__EXERCISE BRIEF__. Output the listing below exactly, minus its images.

Segment Start: RECORDS FOR PROCESSING

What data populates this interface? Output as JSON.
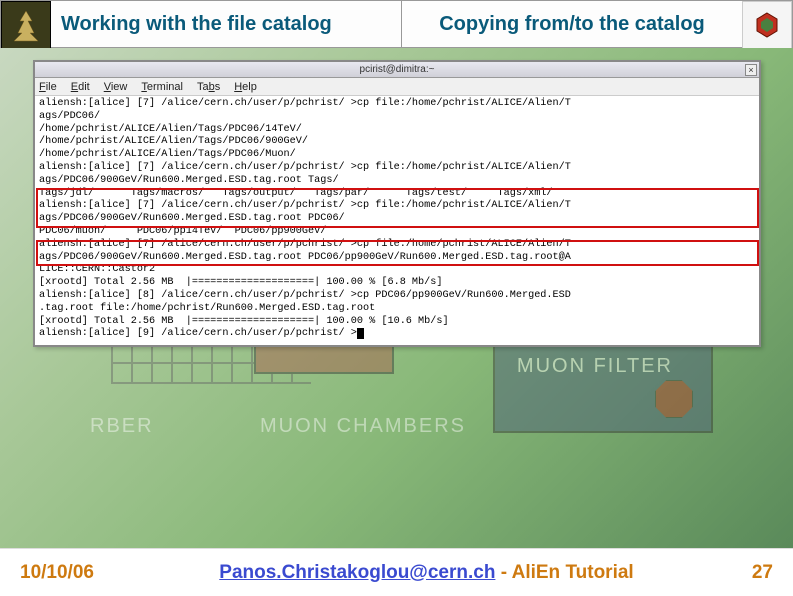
{
  "header": {
    "title_left": "Working with the file catalog",
    "title_right": "Copying from/to the catalog"
  },
  "terminal": {
    "title": "pcirist@dimitra:~",
    "close": "×",
    "menu": {
      "file": "File",
      "edit": "Edit",
      "view": "View",
      "terminal": "Terminal",
      "tabs": "Tabs",
      "help": "Help"
    },
    "lines": [
      "aliensh:[alice] [7] /alice/cern.ch/user/p/pchrist/ >cp file:/home/pchrist/ALICE/Alien/T",
      "ags/PDC06/",
      "/home/pchrist/ALICE/Alien/Tags/PDC06/14TeV/",
      "/home/pchrist/ALICE/Alien/Tags/PDC06/900GeV/",
      "/home/pchrist/ALICE/Alien/Tags/PDC06/Muon/",
      "aliensh:[alice] [7] /alice/cern.ch/user/p/pchrist/ >cp file:/home/pchrist/ALICE/Alien/T",
      "ags/PDC06/900GeV/Run600.Merged.ESD.tag.root Tags/",
      "Tags/jdl/      Tags/macros/   Tags/output/   Tags/par/      Tags/test/     Tags/xml/",
      "aliensh:[alice] [7] /alice/cern.ch/user/p/pchrist/ >cp file:/home/pchrist/ALICE/Alien/T",
      "ags/PDC06/900GeV/Run600.Merged.ESD.tag.root PDC06/",
      "PDC06/muon/     PDC06/pp14TeV/  PDC06/pp900GeV/",
      "aliensh:[alice] [7] /alice/cern.ch/user/p/pchrist/ >cp file:/home/pchrist/ALICE/Alien/T",
      "ags/PDC06/900GeV/Run600.Merged.ESD.tag.root PDC06/pp900GeV/Run600.Merged.ESD.tag.root@A",
      "LICE::CERN::Castor2",
      "[xrootd] Total 2.56 MB  |====================| 100.00 % [6.8 Mb/s]",
      "aliensh:[alice] [8] /alice/cern.ch/user/p/pchrist/ >cp PDC06/pp900GeV/Run600.Merged.ESD",
      ".tag.root file:/home/pchrist/Run600.Merged.ESD.tag.root",
      "[xrootd] Total 2.56 MB  |====================| 100.00 % [10.6 Mb/s]",
      "aliensh:[alice] [9] /alice/cern.ch/user/p/pchrist/ >"
    ]
  },
  "background": {
    "label1": "RBER",
    "label2": "MUON CHAMBERS",
    "label3": "MUON FILTER"
  },
  "footer": {
    "date": "10/10/06",
    "email": "Panos.Christakoglou@cern.ch",
    "tail": " - AliEn Tutorial",
    "page": "27"
  }
}
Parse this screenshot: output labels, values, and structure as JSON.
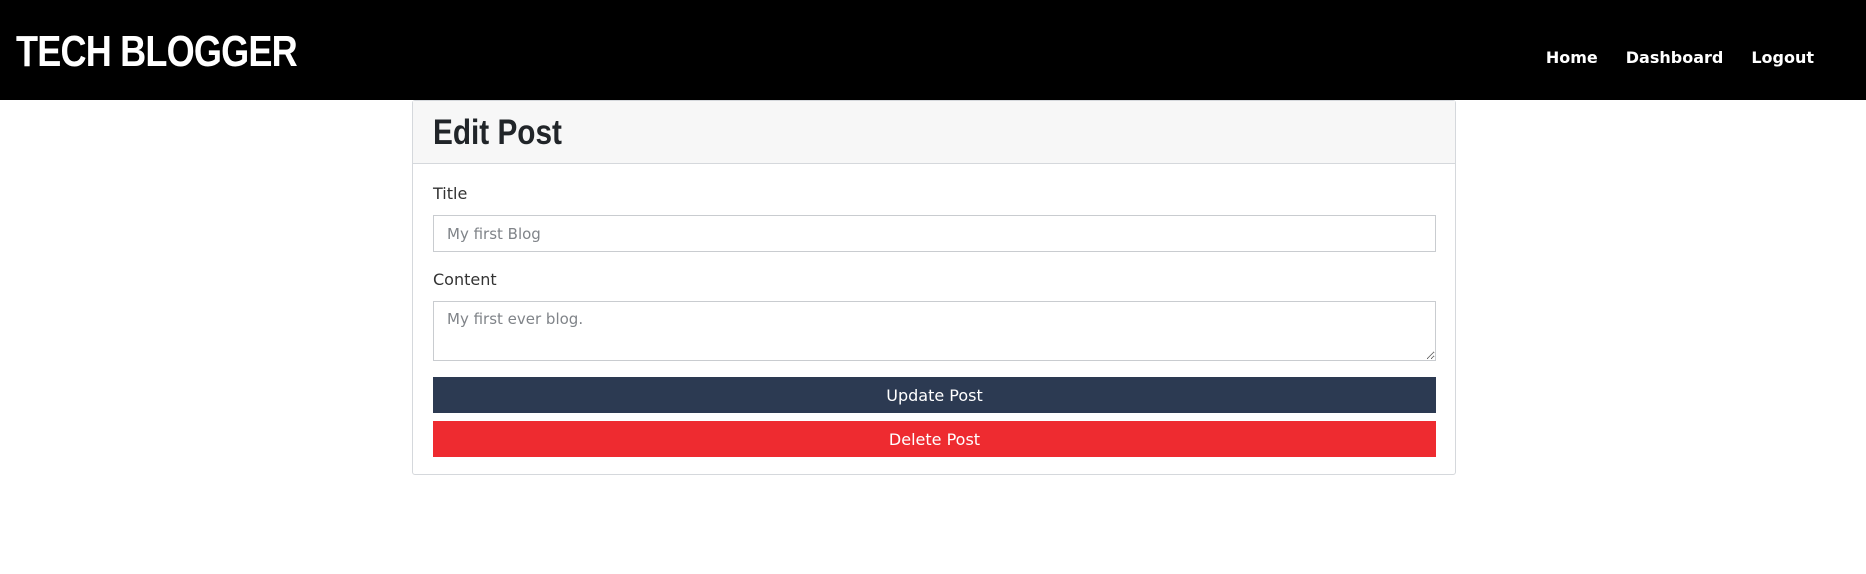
{
  "navbar": {
    "brand": "TECH BLOGGER",
    "links": [
      {
        "label": "Home"
      },
      {
        "label": "Dashboard"
      },
      {
        "label": "Logout"
      }
    ],
    "background": "#000000"
  },
  "card": {
    "title": "Edit Post",
    "form": {
      "title_label": "Title",
      "title_placeholder": "My first Blog",
      "content_label": "Content",
      "content_placeholder": "My first ever blog.",
      "update_label": "Update Post",
      "delete_label": "Delete Post"
    }
  },
  "colors": {
    "update_button": "#2c3a52",
    "delete_button": "#ee2b30",
    "header_bg": "#f7f7f7"
  }
}
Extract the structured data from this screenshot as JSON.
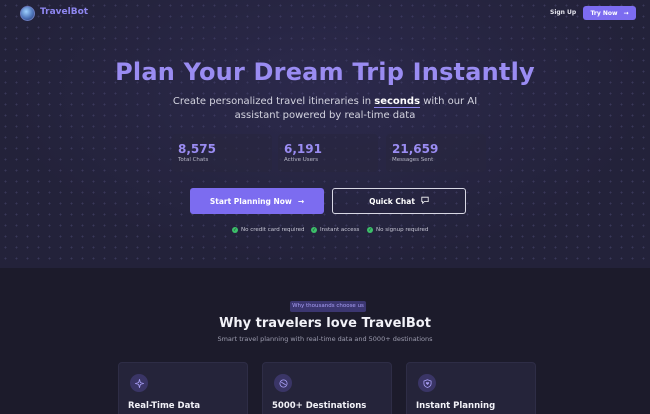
{
  "nav": {
    "brand": "TravelBot",
    "signup_label": "Sign Up",
    "try_label": "Try Now",
    "try_icon": "arrow-right-icon"
  },
  "hero": {
    "title": "Plan Your Dream Trip Instantly",
    "subtitle_before": "Create personalized travel itineraries in ",
    "subtitle_highlight": "seconds",
    "subtitle_after": " with our AI assistant powered by real-time data",
    "stats": [
      {
        "value": "8,575",
        "label": "Total Chats"
      },
      {
        "value": "6,191",
        "label": "Active Users"
      },
      {
        "value": "21,659",
        "label": "Messages Sent"
      }
    ],
    "primary_button": "Start Planning Now",
    "secondary_button": "Quick Chat",
    "checks": [
      "No credit card required",
      "Instant access",
      "No signup required"
    ]
  },
  "features": {
    "pill": "Why thousands choose us",
    "title": "Why travelers love TravelBot",
    "subtitle": "Smart travel planning with real-time data and 5000+ destinations",
    "cards": [
      {
        "title": "Real-Time Data",
        "icon": "sparkle-icon"
      },
      {
        "title": "5000+ Destinations",
        "icon": "globe-icon"
      },
      {
        "title": "Instant Planning",
        "icon": "shield-heart-icon"
      }
    ]
  },
  "colors": {
    "accent": "#7c6cf0",
    "title_accent": "#9a8cf2",
    "check_green": "#3cc16a",
    "background": "#1c1b2b"
  }
}
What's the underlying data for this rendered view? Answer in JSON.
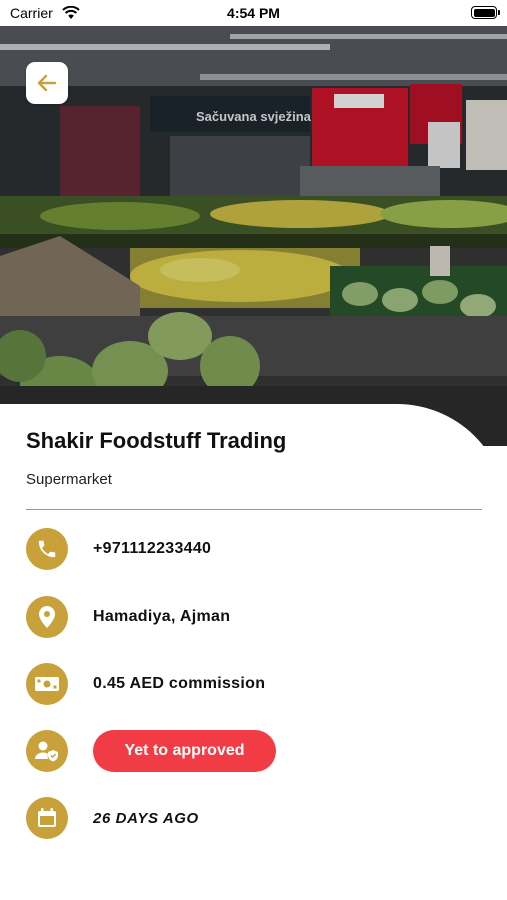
{
  "status_bar": {
    "carrier": "Carrier",
    "time": "4:54 PM"
  },
  "hero": {
    "store_sign": "Sačuvana svježina"
  },
  "store": {
    "name": "Shakir Foodstuff Trading",
    "category": "Supermarket"
  },
  "details": {
    "phone": "+971112233440",
    "location": "Hamadiya, Ajman",
    "commission": "0.45 AED commission",
    "status": "Yet to approved",
    "date": "26 DAYS AGO"
  },
  "colors": {
    "accent": "#c9a13a",
    "status_red": "#f23c45",
    "back_arrow": "#c9a13a"
  },
  "icons": [
    "back-arrow-icon",
    "phone-icon",
    "location-pin-icon",
    "cash-icon",
    "user-shield-icon",
    "calendar-icon"
  ]
}
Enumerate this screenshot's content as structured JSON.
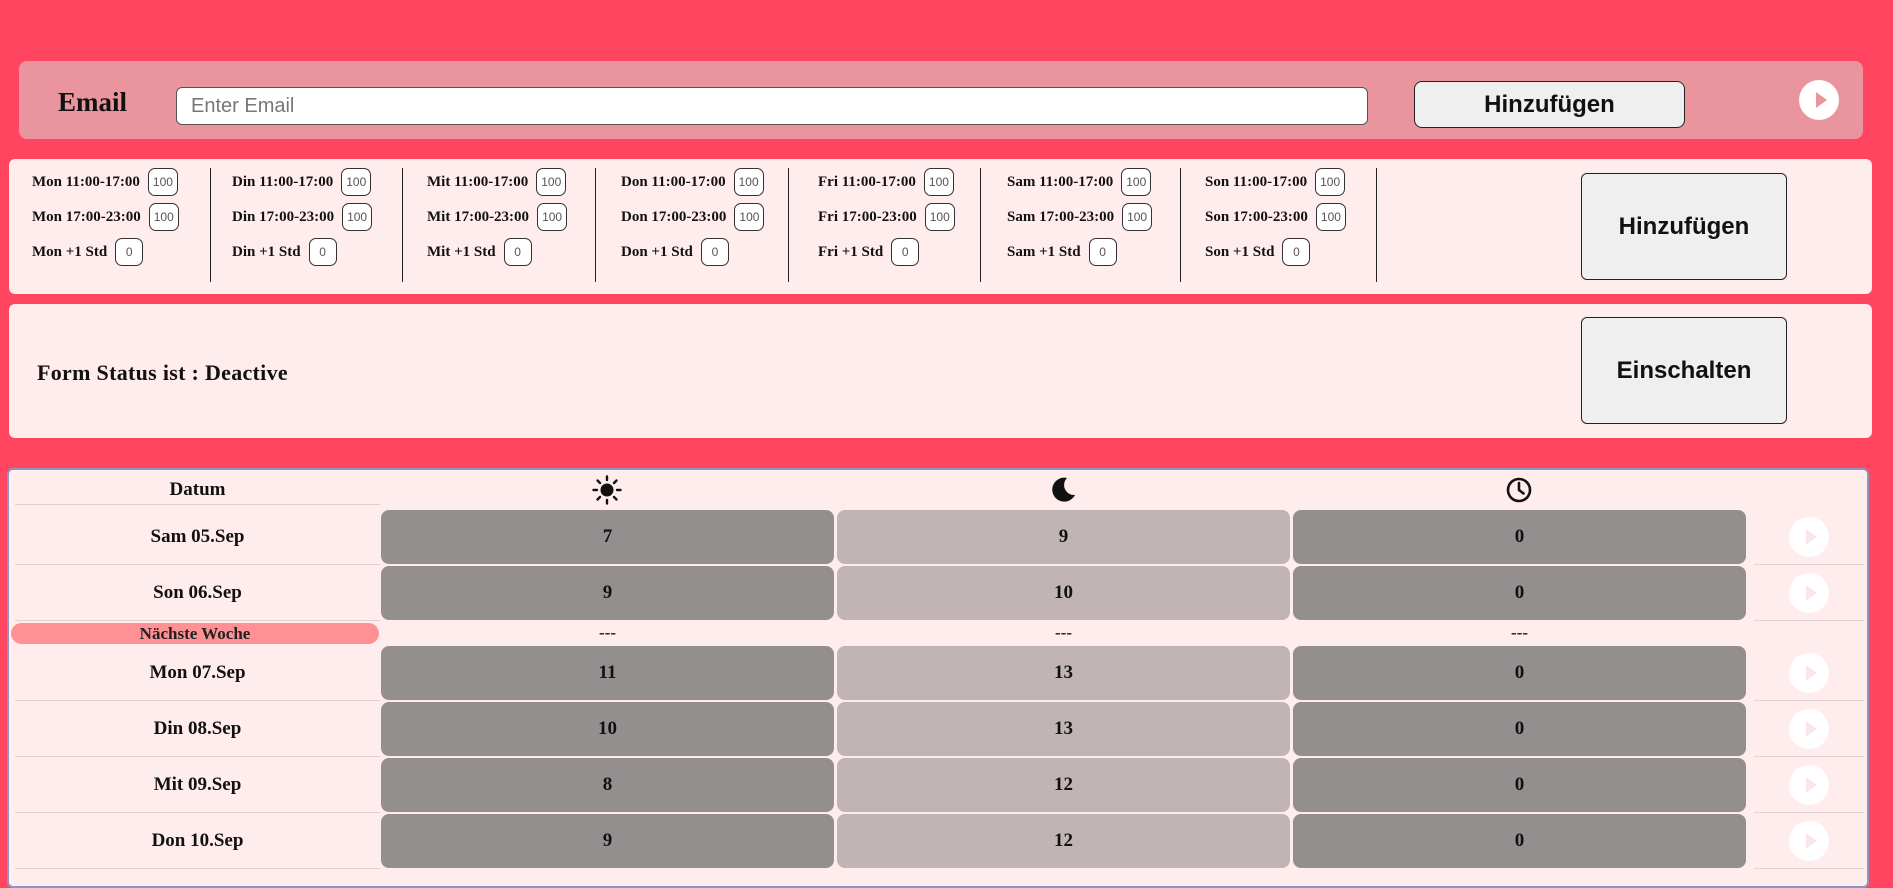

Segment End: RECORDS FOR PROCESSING

__OUTPUT FOR THIS EXERCISE__.
What data populates this interface? Output as JSON.
{
  "header": {
    "title_left": "Working with the file catalog",
    "title_right": "Copying from/to the catalog"
  },
  "terminal": {
    "title": "pcirist@dimitra:~",
    "close": "×",
    "menu": {
      "file": "File",
      "edit": "Edit",
      "view": "View",
      "terminal": "Terminal",
      "tabs": "Tabs",
      "help": "Help"
    },
    "lines": [
      "aliensh:[alice] [7] /alice/cern.ch/user/p/pchrist/ >cp file:/home/pchrist/ALICE/Alien/T",
      "ags/PDC06/",
      "/home/pchrist/ALICE/Alien/Tags/PDC06/14TeV/",
      "/home/pchrist/ALICE/Alien/Tags/PDC06/900GeV/",
      "/home/pchrist/ALICE/Alien/Tags/PDC06/Muon/",
      "aliensh:[alice] [7] /alice/cern.ch/user/p/pchrist/ >cp file:/home/pchrist/ALICE/Alien/T",
      "ags/PDC06/900GeV/Run600.Merged.ESD.tag.root Tags/",
      "Tags/jdl/      Tags/macros/   Tags/output/   Tags/par/      Tags/test/     Tags/xml/",
      "aliensh:[alice] [7] /alice/cern.ch/user/p/pchrist/ >cp file:/home/pchrist/ALICE/Alien/T",
      "ags/PDC06/900GeV/Run600.Merged.ESD.tag.root PDC06/",
      "PDC06/muon/     PDC06/pp14TeV/  PDC06/pp900GeV/",
      "aliensh:[alice] [7] /alice/cern.ch/user/p/pchrist/ >cp file:/home/pchrist/ALICE/Alien/T",
      "ags/PDC06/900GeV/Run600.Merged.ESD.tag.root PDC06/pp900GeV/Run600.Merged.ESD.tag.root@A",
      "LICE::CERN::Castor2",
      "[xrootd] Total 2.56 MB  |====================| 100.00 % [6.8 Mb/s]",
      "aliensh:[alice] [8] /alice/cern.ch/user/p/pchrist/ >cp PDC06/pp900GeV/Run600.Merged.ESD",
      ".tag.root file:/home/pchrist/Run600.Merged.ESD.tag.root",
      "[xrootd] Total 2.56 MB  |====================| 100.00 % [10.6 Mb/s]",
      "aliensh:[alice] [9] /alice/cern.ch/user/p/pchrist/ >"
    ]
  },
  "background": {
    "label1": "RBER",
    "label2": "MUON CHAMBERS",
    "label3": "MUON FILTER"
  },
  "footer": {
    "date": "10/10/06",
    "email": "Panos.Christakoglou@cern.ch",
    "tail": " - AliEn Tutorial",
    "page": "27"
  }
}
Parse this screenshot: output labels, values, and structure as JSON.
{
  "navbar": {
    "brand": "TECH BLOGGER",
    "links": [
      {
        "label": "Home"
      },
      {
        "label": "Dashboard"
      },
      {
        "label": "Logout"
      }
    ],
    "background": "#000000"
  },
  "card": {
    "title": "Edit Post",
    "form": {
      "title_label": "Title",
      "title_placeholder": "My first Blog",
      "content_label": "Content",
      "content_placeholder": "My first ever blog.",
      "update_label": "Update Post",
      "delete_label": "Delete Post"
    }
  },
  "colors": {
    "update_button": "#2c3a52",
    "delete_button": "#ee2b30",
    "header_bg": "#f7f7f7"
  }
}
Extract the structured data from this screenshot as JSON.
{
  "nav": {
    "brand": "TravelBot",
    "signup_label": "Sign Up",
    "try_label": "Try Now",
    "try_icon": "arrow-right-icon"
  },
  "hero": {
    "title": "Plan Your Dream Trip Instantly",
    "subtitle_before": "Create personalized travel itineraries in ",
    "subtitle_highlight": "seconds",
    "subtitle_after": " with our AI assistant powered by real-time data",
    "stats": [
      {
        "value": "8,575",
        "label": "Total Chats"
      },
      {
        "value": "6,191",
        "label": "Active Users"
      },
      {
        "value": "21,659",
        "label": "Messages Sent"
      }
    ],
    "primary_button": "Start Planning Now",
    "secondary_button": "Quick Chat",
    "checks": [
      "No credit card required",
      "Instant access",
      "No signup required"
    ]
  },
  "features": {
    "pill": "Why thousands choose us",
    "title": "Why travelers love TravelBot",
    "subtitle": "Smart travel planning with real-time data and 5000+ destinations",
    "cards": [
      {
        "title": "Real-Time Data",
        "icon": "sparkle-icon"
      },
      {
        "title": "5000+ Destinations",
        "icon": "globe-icon"
      },
      {
        "title": "Instant Planning",
        "icon": "shield-heart-icon"
      }
    ]
  },
  "colors": {
    "accent": "#7c6cf0",
    "title_accent": "#9a8cf2",
    "check_green": "#3cc16a",
    "background": "#1c1b2b"
  }
}
What's the underlying data for this rendered view? Answer in JSON.
{
  "status_bar": {
    "carrier": "Carrier",
    "time": "4:54 PM"
  },
  "hero": {
    "store_sign": "Sačuvana svježina"
  },
  "store": {
    "name": "Shakir Foodstuff Trading",
    "category": "Supermarket"
  },
  "details": {
    "phone": "+971112233440",
    "location": "Hamadiya, Ajman",
    "commission": "0.45 AED commission",
    "status": "Yet to approved",
    "date": "26 DAYS AGO"
  },
  "colors": {
    "accent": "#c9a13a",
    "status_red": "#f23c45",
    "back_arrow": "#c9a13a"
  },
  "icons": [
    "back-arrow-icon",
    "phone-icon",
    "location-pin-icon",
    "cash-icon",
    "user-shield-icon",
    "calendar-icon"
  ]
}
Enumerate this screenshot's content as structured JSON.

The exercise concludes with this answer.